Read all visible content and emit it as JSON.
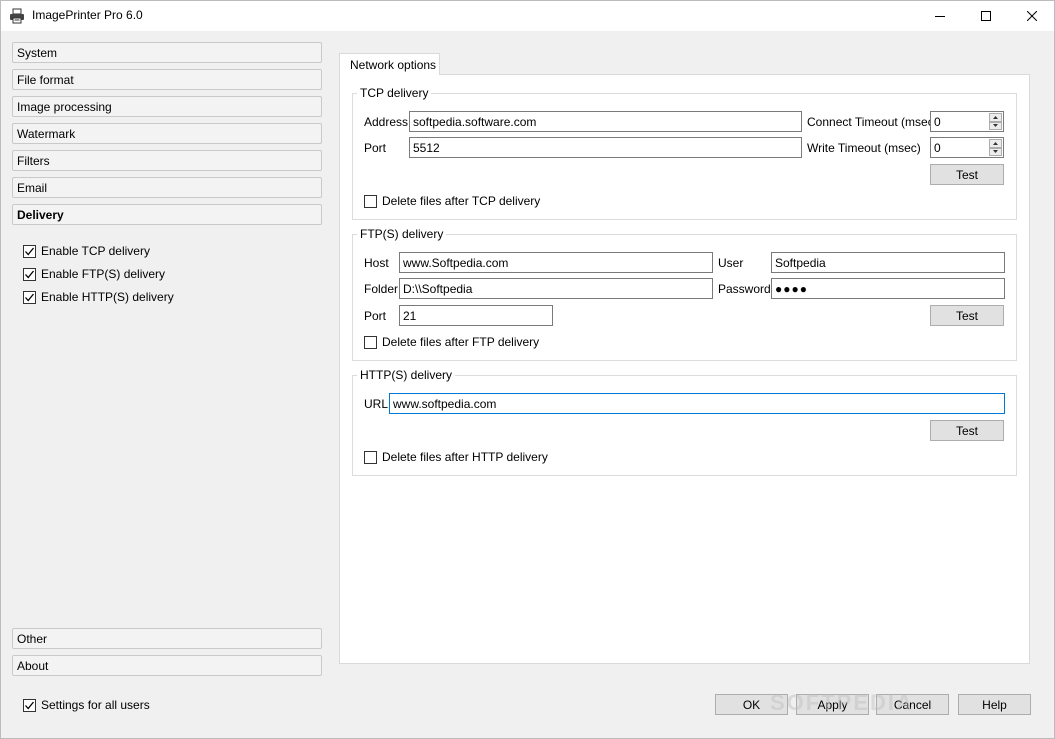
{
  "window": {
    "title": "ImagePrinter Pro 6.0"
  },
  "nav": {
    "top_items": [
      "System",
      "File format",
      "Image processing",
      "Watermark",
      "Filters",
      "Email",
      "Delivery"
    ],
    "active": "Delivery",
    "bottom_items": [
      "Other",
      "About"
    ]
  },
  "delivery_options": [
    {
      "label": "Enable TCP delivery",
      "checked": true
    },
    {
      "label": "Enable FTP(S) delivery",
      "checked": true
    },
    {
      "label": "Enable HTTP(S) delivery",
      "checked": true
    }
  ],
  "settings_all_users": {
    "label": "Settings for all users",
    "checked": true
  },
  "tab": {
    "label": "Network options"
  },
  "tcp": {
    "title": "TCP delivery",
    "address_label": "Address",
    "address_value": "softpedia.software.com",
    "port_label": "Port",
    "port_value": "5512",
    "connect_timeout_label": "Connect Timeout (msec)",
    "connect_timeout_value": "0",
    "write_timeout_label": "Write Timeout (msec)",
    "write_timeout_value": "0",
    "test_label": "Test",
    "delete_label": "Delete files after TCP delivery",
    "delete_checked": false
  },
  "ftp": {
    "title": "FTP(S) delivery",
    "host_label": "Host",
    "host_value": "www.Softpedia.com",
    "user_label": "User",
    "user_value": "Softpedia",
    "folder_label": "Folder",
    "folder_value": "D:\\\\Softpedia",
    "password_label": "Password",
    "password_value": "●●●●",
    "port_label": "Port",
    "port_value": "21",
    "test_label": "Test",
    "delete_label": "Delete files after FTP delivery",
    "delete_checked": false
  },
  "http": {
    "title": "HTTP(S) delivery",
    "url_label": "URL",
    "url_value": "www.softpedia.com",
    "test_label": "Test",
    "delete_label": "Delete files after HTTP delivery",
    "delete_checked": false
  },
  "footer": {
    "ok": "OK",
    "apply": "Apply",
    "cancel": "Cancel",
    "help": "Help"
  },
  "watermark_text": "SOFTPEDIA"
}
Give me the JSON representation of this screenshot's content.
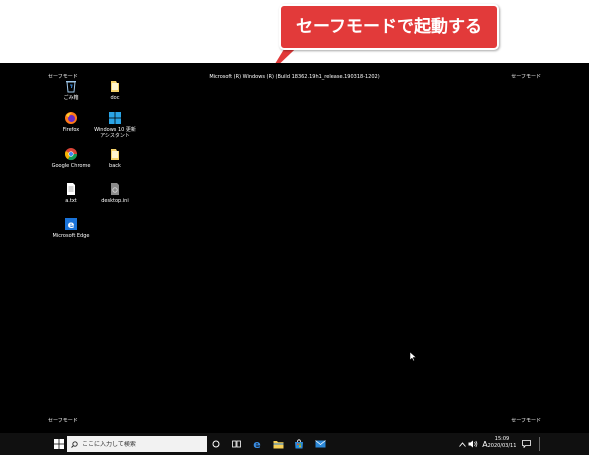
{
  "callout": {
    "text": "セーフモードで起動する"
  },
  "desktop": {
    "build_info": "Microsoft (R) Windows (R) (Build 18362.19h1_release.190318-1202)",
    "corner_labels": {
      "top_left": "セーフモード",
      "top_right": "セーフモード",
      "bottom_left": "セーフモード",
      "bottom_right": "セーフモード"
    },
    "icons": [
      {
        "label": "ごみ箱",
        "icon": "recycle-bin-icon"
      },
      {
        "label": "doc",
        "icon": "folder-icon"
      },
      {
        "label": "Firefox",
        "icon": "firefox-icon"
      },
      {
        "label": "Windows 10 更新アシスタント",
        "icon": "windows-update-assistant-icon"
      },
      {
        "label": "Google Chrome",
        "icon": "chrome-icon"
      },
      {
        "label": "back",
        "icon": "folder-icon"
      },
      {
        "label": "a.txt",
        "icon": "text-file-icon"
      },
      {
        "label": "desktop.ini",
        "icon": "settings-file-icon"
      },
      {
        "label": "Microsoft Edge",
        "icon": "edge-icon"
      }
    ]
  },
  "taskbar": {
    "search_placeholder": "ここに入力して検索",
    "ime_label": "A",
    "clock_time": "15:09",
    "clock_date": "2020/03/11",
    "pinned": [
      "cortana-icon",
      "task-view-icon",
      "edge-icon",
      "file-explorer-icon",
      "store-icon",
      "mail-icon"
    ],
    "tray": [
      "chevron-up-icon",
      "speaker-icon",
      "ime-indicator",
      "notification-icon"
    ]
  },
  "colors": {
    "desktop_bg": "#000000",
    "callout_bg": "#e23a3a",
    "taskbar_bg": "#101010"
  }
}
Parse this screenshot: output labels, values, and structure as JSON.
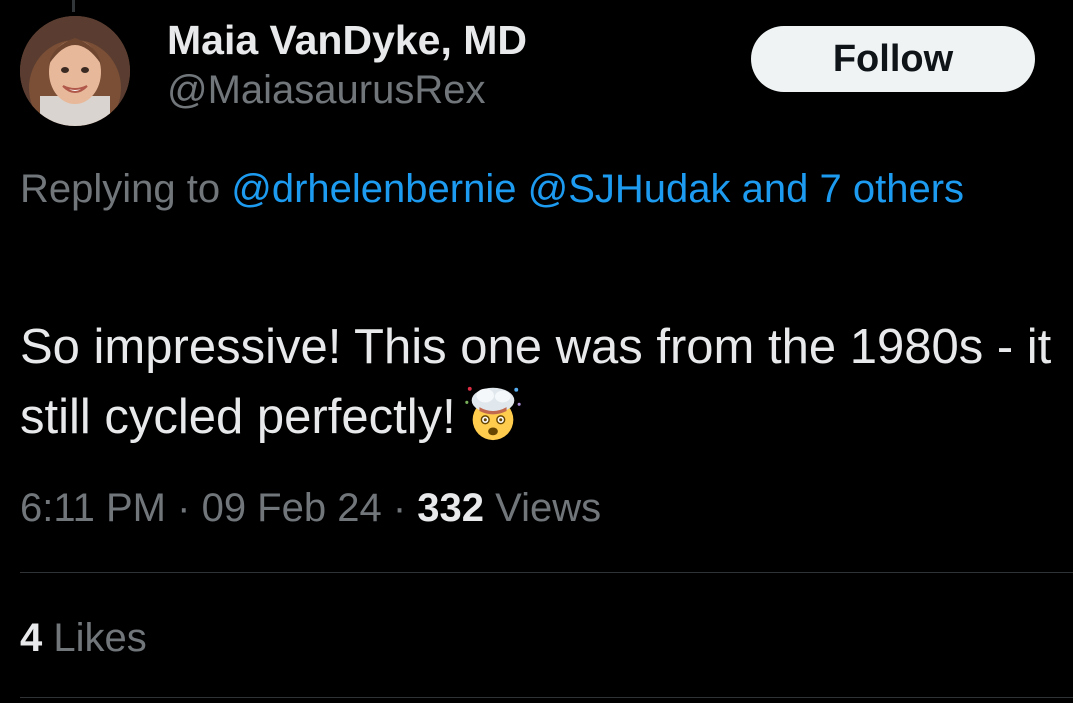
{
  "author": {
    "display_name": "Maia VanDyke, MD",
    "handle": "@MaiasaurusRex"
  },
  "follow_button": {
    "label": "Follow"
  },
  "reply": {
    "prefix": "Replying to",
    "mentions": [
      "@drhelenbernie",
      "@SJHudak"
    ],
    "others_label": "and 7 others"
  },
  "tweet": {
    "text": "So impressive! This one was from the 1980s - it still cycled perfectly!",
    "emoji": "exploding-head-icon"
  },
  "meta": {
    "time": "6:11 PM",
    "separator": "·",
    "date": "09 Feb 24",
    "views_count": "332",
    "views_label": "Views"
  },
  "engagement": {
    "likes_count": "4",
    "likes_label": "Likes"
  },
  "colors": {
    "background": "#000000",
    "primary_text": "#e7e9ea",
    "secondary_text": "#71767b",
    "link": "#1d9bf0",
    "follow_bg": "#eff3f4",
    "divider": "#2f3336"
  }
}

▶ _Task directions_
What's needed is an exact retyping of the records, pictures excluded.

▶ _Completed task_
Read all visible content and emit it as JSON.
{
  "window": {
    "title": "ImagePrinter Pro 6.0"
  },
  "nav": {
    "top_items": [
      "System",
      "File format",
      "Image processing",
      "Watermark",
      "Filters",
      "Email",
      "Delivery"
    ],
    "active": "Delivery",
    "bottom_items": [
      "Other",
      "About"
    ]
  },
  "delivery_options": [
    {
      "label": "Enable TCP delivery",
      "checked": true
    },
    {
      "label": "Enable FTP(S) delivery",
      "checked": true
    },
    {
      "label": "Enable HTTP(S) delivery",
      "checked": true
    }
  ],
  "settings_all_users": {
    "label": "Settings for all users",
    "checked": true
  },
  "tab": {
    "label": "Network options"
  },
  "tcp": {
    "title": "TCP delivery",
    "address_label": "Address",
    "address_value": "softpedia.software.com",
    "port_label": "Port",
    "port_value": "5512",
    "connect_timeout_label": "Connect Timeout (msec)",
    "connect_timeout_value": "0",
    "write_timeout_label": "Write Timeout (msec)",
    "write_timeout_value": "0",
    "test_label": "Test",
    "delete_label": "Delete files after TCP delivery",
    "delete_checked": false
  },
  "ftp": {
    "title": "FTP(S) delivery",
    "host_label": "Host",
    "host_value": "www.Softpedia.com",
    "user_label": "User",
    "user_value": "Softpedia",
    "folder_label": "Folder",
    "folder_value": "D:\\\\Softpedia",
    "password_label": "Password",
    "password_value": "●●●●",
    "port_label": "Port",
    "port_value": "21",
    "test_label": "Test",
    "delete_label": "Delete files after FTP delivery",
    "delete_checked": false
  },
  "http": {
    "title": "HTTP(S) delivery",
    "url_label": "URL",
    "url_value": "www.softpedia.com",
    "test_label": "Test",
    "delete_label": "Delete files after HTTP delivery",
    "delete_checked": false
  },
  "footer": {
    "ok": "OK",
    "apply": "Apply",
    "cancel": "Cancel",
    "help": "Help"
  },
  "watermark_text": "SOFTPEDIA"
}
Give me the JSON representation of this screenshot's content.
{
  "callout": {
    "text": "セーフモードで起動する"
  },
  "desktop": {
    "build_info": "Microsoft (R) Windows (R) (Build 18362.19h1_release.190318-1202)",
    "corner_labels": {
      "top_left": "セーフモード",
      "top_right": "セーフモード",
      "bottom_left": "セーフモード",
      "bottom_right": "セーフモード"
    },
    "icons": [
      {
        "label": "ごみ箱",
        "icon": "recycle-bin-icon"
      },
      {
        "label": "doc",
        "icon": "folder-icon"
      },
      {
        "label": "Firefox",
        "icon": "firefox-icon"
      },
      {
        "label": "Windows 10 更新アシスタント",
        "icon": "windows-update-assistant-icon"
      },
      {
        "label": "Google Chrome",
        "icon": "chrome-icon"
      },
      {
        "label": "back",
        "icon": "folder-icon"
      },
      {
        "label": "a.txt",
        "icon": "text-file-icon"
      },
      {
        "label": "desktop.ini",
        "icon": "settings-file-icon"
      },
      {
        "label": "Microsoft Edge",
        "icon": "edge-icon"
      }
    ]
  },
  "taskbar": {
    "search_placeholder": "ここに入力して検索",
    "ime_label": "A",
    "clock_time": "15:09",
    "clock_date": "2020/03/11",
    "pinned": [
      "cortana-icon",
      "task-view-icon",
      "edge-icon",
      "file-explorer-icon",
      "store-icon",
      "mail-icon"
    ],
    "tray": [
      "chevron-up-icon",
      "speaker-icon",
      "ime-indicator",
      "notification-icon"
    ]
  },
  "colors": {
    "desktop_bg": "#000000",
    "callout_bg": "#e23a3a",
    "taskbar_bg": "#101010"
  }
}
Parse this screenshot: output labels, values, and structure as JSON.
{
  "author": {
    "display_name": "Maia VanDyke, MD",
    "handle": "@MaiasaurusRex"
  },
  "follow_button": {
    "label": "Follow"
  },
  "reply": {
    "prefix": "Replying to",
    "mentions": [
      "@drhelenbernie",
      "@SJHudak"
    ],
    "others_label": "and 7 others"
  },
  "tweet": {
    "text": "So impressive! This one was from the 1980s - it still cycled perfectly!",
    "emoji": "exploding-head-icon"
  },
  "meta": {
    "time": "6:11 PM",
    "separator": "·",
    "date": "09 Feb 24",
    "views_count": "332",
    "views_label": "Views"
  },
  "engagement": {
    "likes_count": "4",
    "likes_label": "Likes"
  },
  "colors": {
    "background": "#000000",
    "primary_text": "#e7e9ea",
    "secondary_text": "#71767b",
    "link": "#1d9bf0",
    "follow_bg": "#eff3f4",
    "divider": "#2f3336"
  }
}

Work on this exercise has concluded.